CharIndex in SQL is a handy and versatile function that I’ve found to be incredibly useful in my database management endeavors. Essentially, CharIndex is used to find the starting position of a substring within a string. This can be an extremely valuable tool when you need to parse and manipulate text data within your SQL queries.

More specifically, the syntax for using CharIndex looks something like this:

CHARINDEX(searchString, mainString, startingPosition)

Here, searchString represents the substring you want to locate within mainString. The optional startingPosition parameter allows you to specify the character position within mainString at which the search should begin. If you omit this parameter, the search will start from the beginning of the string by default.

One of the things I truly appreciate about CharIndex is its ability to handle case-insensitive searches. By default, CharIndex is case insensitive, but you can also explicitly specify the case sensitivity by using the COLLATE clause in your SQL query. This feature has certainly come in handy when I’ve needed to perform searches without being concerned about the case of the characters in the strings.

Let’s consider a practical example to illustrate the power of CharIndex. Suppose I have a table in my database that stores file paths, and I need to extract the file extension from each path. This is where CharIndex can be a real lifesaver. By using CharIndex in conjunction with other string manipulation functions, I can efficiently locate the position of the period (.) character in the file path, and then extract the file extension accordingly.

It’s also worth noting that CharIndex returns 0 if the substring is not found in the main string. This behavior can be quite useful when you need to handle cases where the search string isn’t present in the target string.

When it comes to performance, CharIndex is generally quite efficient, especially when dealing with relatively small strings. However, if you’re working with extremely large strings or if you need to perform the search operation on a large number of records, it’s always a good idea to test the performance to ensure it meets your requirements.

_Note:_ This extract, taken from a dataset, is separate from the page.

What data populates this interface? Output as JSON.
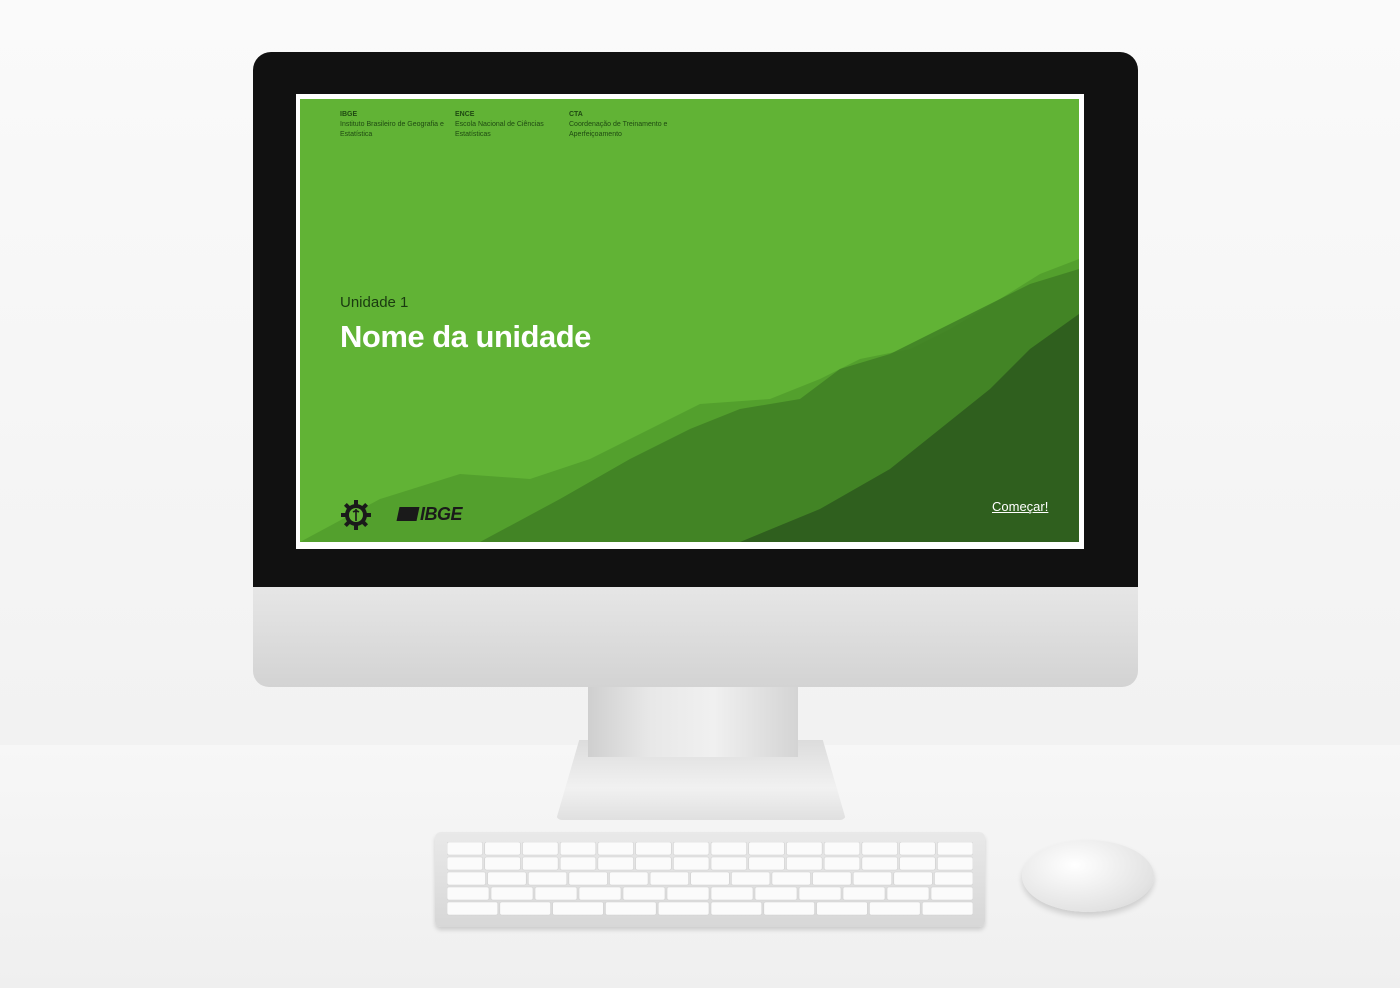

In conclusion, CharIndex is a powerful and versatile tool in SQL that has proven invaluable in my work with databases. Its ability to find the position of a substring within a string, handle case sensitivity, and efficiently perform searches makes it a go-to function for text manipulation tasks. The next time you find yourself needing to locate a substring within a string in SQL, don’t forget about the trusty CharIndex function!